Location of Korkuteli within Turkey.
|• Mayor||Hasan Gökçe (MHP)|
|• District||2,535.59 km2 (979.00 sq mi)|
|Elevation||1,020 m (3,350 ft)|
|• District density||20/km2 (52/sq mi)|
|Time zone||UTC+2 (EET)|
|• Summer (DST)||UTC+3 (EEST)|
|Area code(s)||(0090)+ 242+|
Korkuteli is an area of small plains and hills in the Bey Dağları, the western range of the Taurus Mountains, overlooking the Mediterranean sea. There are two distinct geographical areas of Korkuteli, of equal size: the lowland area nearer the coast has a hot Mediterranean climate, while the larger area of lakes higher up is cooler and less humid. The high country is covered with pine forest, while the lowland is used for agriculture; crops include grains, pulses and vegetable oil-seeds. There are trout in Korkuteli reservoir and other small lakes.

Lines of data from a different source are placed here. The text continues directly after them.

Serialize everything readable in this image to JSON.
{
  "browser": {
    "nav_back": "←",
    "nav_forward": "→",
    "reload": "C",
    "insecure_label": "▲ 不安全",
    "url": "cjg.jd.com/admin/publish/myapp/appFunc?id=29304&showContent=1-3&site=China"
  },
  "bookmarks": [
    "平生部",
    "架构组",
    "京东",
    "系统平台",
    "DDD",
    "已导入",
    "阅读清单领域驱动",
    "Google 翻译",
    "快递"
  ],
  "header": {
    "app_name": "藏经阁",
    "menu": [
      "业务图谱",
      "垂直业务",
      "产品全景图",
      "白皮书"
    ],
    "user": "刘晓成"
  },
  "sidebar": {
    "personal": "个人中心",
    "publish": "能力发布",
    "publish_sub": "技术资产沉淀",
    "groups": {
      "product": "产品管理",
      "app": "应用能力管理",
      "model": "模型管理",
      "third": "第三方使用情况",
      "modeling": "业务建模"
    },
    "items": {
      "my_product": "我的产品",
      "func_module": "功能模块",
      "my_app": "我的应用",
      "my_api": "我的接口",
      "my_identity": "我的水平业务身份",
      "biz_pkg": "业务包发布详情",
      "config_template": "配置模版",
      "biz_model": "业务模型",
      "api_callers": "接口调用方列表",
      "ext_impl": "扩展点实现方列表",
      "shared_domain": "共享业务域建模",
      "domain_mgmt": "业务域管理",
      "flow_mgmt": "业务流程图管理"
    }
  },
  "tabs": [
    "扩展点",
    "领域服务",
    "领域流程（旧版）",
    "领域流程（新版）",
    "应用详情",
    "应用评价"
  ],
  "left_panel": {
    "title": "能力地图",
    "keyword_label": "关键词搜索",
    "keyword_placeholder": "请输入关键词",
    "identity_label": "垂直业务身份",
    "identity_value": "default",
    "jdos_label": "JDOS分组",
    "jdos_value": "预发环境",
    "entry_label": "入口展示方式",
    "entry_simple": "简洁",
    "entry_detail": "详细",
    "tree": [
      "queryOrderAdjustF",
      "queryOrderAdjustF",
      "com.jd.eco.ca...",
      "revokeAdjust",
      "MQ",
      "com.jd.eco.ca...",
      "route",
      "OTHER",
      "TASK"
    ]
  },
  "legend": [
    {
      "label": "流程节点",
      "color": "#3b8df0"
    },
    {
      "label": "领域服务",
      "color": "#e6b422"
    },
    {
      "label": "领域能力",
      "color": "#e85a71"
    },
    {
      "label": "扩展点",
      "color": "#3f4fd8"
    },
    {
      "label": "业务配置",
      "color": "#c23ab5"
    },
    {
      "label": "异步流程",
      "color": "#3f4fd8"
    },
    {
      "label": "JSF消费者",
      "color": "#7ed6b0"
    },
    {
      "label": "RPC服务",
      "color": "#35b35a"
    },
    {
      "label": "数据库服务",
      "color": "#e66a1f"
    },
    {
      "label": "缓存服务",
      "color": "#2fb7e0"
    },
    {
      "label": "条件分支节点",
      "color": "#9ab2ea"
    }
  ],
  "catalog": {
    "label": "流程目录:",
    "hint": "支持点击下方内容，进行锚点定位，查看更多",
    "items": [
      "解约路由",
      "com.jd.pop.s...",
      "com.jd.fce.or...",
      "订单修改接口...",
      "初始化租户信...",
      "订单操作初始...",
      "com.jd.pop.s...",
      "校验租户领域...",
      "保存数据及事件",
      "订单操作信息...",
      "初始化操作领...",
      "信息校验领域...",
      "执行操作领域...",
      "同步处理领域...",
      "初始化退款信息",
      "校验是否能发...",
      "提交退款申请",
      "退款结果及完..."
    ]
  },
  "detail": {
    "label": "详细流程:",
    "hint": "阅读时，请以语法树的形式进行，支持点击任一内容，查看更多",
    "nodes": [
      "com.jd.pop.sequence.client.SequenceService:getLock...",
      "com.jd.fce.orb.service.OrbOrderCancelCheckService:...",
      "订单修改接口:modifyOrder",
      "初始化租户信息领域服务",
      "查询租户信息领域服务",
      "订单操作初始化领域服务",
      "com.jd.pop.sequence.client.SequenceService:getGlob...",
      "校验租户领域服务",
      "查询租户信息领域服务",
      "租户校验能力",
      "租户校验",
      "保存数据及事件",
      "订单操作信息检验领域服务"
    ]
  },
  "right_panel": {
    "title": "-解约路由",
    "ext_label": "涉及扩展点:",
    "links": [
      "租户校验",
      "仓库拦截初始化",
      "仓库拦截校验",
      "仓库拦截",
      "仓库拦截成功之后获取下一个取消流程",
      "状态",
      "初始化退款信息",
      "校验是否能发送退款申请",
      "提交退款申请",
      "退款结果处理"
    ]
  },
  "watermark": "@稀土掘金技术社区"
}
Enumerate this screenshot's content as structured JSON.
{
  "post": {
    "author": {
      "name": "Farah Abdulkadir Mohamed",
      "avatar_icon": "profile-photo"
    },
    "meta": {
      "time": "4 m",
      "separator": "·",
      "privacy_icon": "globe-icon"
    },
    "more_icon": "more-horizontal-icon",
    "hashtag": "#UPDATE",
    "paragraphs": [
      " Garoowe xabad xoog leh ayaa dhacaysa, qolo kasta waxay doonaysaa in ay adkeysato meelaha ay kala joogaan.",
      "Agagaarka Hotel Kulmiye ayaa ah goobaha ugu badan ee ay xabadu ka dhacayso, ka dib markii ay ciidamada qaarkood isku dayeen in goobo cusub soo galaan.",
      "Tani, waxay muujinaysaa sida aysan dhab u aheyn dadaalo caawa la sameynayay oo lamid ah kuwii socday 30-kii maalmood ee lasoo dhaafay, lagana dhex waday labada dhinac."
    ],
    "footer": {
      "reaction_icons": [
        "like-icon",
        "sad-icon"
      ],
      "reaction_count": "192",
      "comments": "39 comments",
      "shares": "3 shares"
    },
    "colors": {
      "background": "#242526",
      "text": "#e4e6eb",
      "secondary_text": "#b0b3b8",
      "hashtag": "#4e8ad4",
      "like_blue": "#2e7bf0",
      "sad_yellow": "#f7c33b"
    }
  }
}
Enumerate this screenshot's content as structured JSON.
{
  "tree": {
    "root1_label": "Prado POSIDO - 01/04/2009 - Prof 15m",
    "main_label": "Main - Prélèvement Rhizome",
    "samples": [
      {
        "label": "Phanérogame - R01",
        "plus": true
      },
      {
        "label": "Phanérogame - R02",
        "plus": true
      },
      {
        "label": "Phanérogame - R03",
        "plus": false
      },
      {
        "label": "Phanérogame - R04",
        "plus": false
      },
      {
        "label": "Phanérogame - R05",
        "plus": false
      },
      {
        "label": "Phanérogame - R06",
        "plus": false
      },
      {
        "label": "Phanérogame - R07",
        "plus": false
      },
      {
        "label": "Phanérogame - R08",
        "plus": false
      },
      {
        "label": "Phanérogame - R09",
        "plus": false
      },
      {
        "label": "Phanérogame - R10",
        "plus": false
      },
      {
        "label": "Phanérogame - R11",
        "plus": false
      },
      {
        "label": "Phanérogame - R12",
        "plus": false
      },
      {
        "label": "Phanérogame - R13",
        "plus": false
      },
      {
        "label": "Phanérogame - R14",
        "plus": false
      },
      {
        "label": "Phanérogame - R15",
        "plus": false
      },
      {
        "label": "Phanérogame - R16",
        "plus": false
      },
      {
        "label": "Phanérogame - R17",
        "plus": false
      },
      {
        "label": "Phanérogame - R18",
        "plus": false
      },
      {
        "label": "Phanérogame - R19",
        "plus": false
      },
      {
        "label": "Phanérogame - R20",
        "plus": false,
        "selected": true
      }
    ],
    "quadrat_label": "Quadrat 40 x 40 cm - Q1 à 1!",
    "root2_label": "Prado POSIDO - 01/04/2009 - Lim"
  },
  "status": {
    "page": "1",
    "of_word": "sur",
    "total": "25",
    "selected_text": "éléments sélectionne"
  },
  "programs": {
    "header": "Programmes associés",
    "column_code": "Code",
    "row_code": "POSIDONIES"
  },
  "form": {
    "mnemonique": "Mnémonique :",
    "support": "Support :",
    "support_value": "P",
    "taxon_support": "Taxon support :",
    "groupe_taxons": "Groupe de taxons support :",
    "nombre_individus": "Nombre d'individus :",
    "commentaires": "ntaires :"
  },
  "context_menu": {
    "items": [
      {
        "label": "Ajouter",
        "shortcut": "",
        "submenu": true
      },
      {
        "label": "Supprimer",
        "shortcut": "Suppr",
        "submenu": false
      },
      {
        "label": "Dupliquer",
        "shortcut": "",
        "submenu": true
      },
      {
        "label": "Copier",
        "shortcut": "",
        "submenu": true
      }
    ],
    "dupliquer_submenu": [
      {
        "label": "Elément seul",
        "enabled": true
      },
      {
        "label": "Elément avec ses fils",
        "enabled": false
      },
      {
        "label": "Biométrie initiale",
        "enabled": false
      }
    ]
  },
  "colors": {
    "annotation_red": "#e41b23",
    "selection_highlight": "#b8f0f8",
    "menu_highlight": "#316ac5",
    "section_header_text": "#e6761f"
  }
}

Until recently economic activity in this district was basically herding sheep and goats on the hillsides, but since the 1960s investment in irrigation and machinery has generated a thriving fruit-growing industry, including many roadside stalls selling fruit to travellers en route to the Mediterranean coast. This is turn has led to better buildings and infrastructure in the town of Korkuteli and the villages in the district. There is no industry or large-scale trading. Korkuteli is a small town of 15,000 people providing high schools and other basic infrastructure to the district.
The countryside is attractive and Antalya's middle-classes are building holiday homes in Korkuteli, a place to escape the summer heat on the coast. The local delicacy is 'burnt ice-cream', made of goats-milk.
The area was taken from the Byzantines by the Seljuk Turks of Gıyaseddin Keyhüsrev I in 1207, and was used as a summer residence by the local Seljuk rulers. Seljuk architecture in Korkuteli includes the mosque of Sultan Alaadin and some Turkish baths and tombs.
Upon the decline of the Seljuks in the early 14th century the area became a stronghold of the Beylik of Teke and then of the Hamidid clan of nearby Isparta. Bayezid I brought the district into the Ottoman Empire in 1392.
Nearby was the ancient town of Isinda, whose site is now thought to be at the village of Kişla, though formerly identified with Yazır. In the 1840s, T.A.B. Spratt and E. Forbes visited Kişla, an hour's ride from Korkuteli (referred to as Stenez), with extensive walls of soft stone and burnt brick, and identified it as the city of Isinda, which the Roman consul Gnaeus Manlius Vulso, on his victorious march through Asia Minor in 189 BC, found besieged by Termessus. At the city's request he raised the siege and fined the Termessians 50 talents.
Isinda stood in a strategic position at the western end of the pass leading from Pamphylia by Termessus to Pisidia. Together with Aperlae, Apollonia and Simena, Isinda was a member of a tetrapolis, a federation of four cities.
Isinda was later included in the Roman province of Pamphylia Secunda. At an early stage, it became a Christian bishopric, a suffragan of the metropolitan see of Perge, the capital of the province. Of its bishops, Cyrillus took part in the First Council of Nicaea in 325, Edesius in the Council of Ephesus in 431, Marcellinus in the Council of Chalcedon in 451, Talleleus in the Second Council of Constantinople in 553, Ignatius in the Photian Council of Constantinople (879).
The district has a population of 50430 according to the 2010 census. The town itself has 20.508 inhabitants. Korkuteli has 6 municipalities (Bozova, Büyükköy, Çomaklı, Küçükköy, Yelten and Yeşilyayla) and 47 villages.
The population of inhabited places are shown in the table (Municipalities are shown in bold)